**Your assignment**
Within the entries below, find each line containing the word "sebagai" and copy it.
- - - - -
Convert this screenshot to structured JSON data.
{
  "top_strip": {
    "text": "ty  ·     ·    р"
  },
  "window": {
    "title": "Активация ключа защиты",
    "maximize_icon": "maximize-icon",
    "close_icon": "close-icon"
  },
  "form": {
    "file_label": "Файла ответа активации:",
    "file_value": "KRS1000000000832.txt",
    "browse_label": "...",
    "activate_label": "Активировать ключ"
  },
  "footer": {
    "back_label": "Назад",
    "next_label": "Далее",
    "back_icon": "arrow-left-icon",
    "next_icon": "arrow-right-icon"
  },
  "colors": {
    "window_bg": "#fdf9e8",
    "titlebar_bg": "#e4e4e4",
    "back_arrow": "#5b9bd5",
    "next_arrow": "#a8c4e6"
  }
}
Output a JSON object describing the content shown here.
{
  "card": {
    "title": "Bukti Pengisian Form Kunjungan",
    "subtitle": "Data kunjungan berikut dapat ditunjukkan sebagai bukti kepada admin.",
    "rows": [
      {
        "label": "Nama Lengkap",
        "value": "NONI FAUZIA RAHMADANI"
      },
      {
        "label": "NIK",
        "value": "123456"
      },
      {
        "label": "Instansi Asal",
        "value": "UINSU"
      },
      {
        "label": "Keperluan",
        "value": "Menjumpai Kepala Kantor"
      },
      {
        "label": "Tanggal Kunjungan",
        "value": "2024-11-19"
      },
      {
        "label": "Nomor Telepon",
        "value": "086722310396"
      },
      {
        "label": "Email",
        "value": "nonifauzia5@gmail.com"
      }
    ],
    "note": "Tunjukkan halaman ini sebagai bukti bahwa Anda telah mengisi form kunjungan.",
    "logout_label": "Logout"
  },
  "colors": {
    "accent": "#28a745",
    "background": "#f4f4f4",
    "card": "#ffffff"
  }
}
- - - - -
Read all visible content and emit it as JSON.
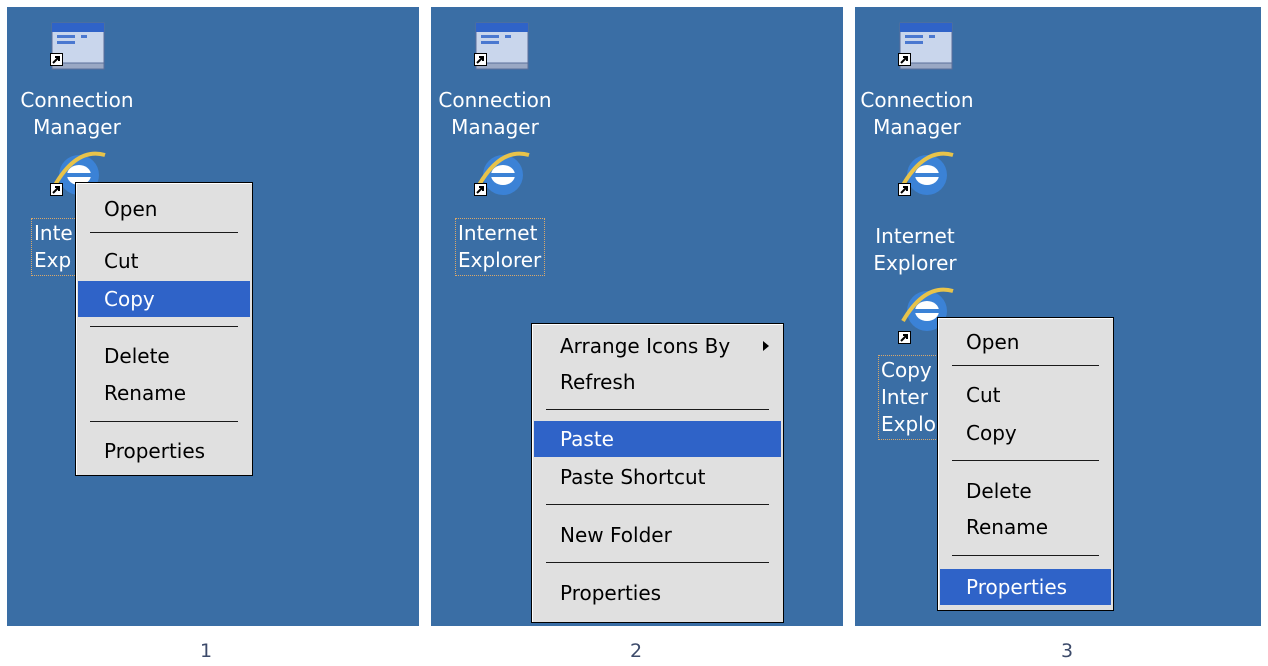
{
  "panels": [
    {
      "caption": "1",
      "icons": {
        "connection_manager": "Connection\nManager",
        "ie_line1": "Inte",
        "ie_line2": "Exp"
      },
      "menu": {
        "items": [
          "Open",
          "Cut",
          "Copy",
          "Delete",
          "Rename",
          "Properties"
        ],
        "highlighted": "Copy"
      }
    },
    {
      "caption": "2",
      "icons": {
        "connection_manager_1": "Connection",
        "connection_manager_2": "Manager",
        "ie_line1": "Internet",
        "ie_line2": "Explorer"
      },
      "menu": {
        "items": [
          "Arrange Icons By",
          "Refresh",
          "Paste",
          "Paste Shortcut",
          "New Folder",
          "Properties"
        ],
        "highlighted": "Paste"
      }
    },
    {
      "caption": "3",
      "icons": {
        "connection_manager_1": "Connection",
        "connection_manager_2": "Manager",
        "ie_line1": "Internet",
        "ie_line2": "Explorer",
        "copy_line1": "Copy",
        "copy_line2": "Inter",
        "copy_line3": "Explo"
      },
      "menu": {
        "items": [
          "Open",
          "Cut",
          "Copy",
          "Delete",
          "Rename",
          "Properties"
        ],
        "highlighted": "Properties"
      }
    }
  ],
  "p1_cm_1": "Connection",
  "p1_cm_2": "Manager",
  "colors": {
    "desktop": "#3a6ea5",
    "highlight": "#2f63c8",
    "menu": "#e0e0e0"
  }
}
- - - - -
**Response**
    "subtitle": "Data kunjungan berikut dapat ditunjukkan sebagai bukti kepada admin.",
    "note": "Tunjukkan halaman ini sebagai bukti bahwa Anda telah mengisi form kunjungan.",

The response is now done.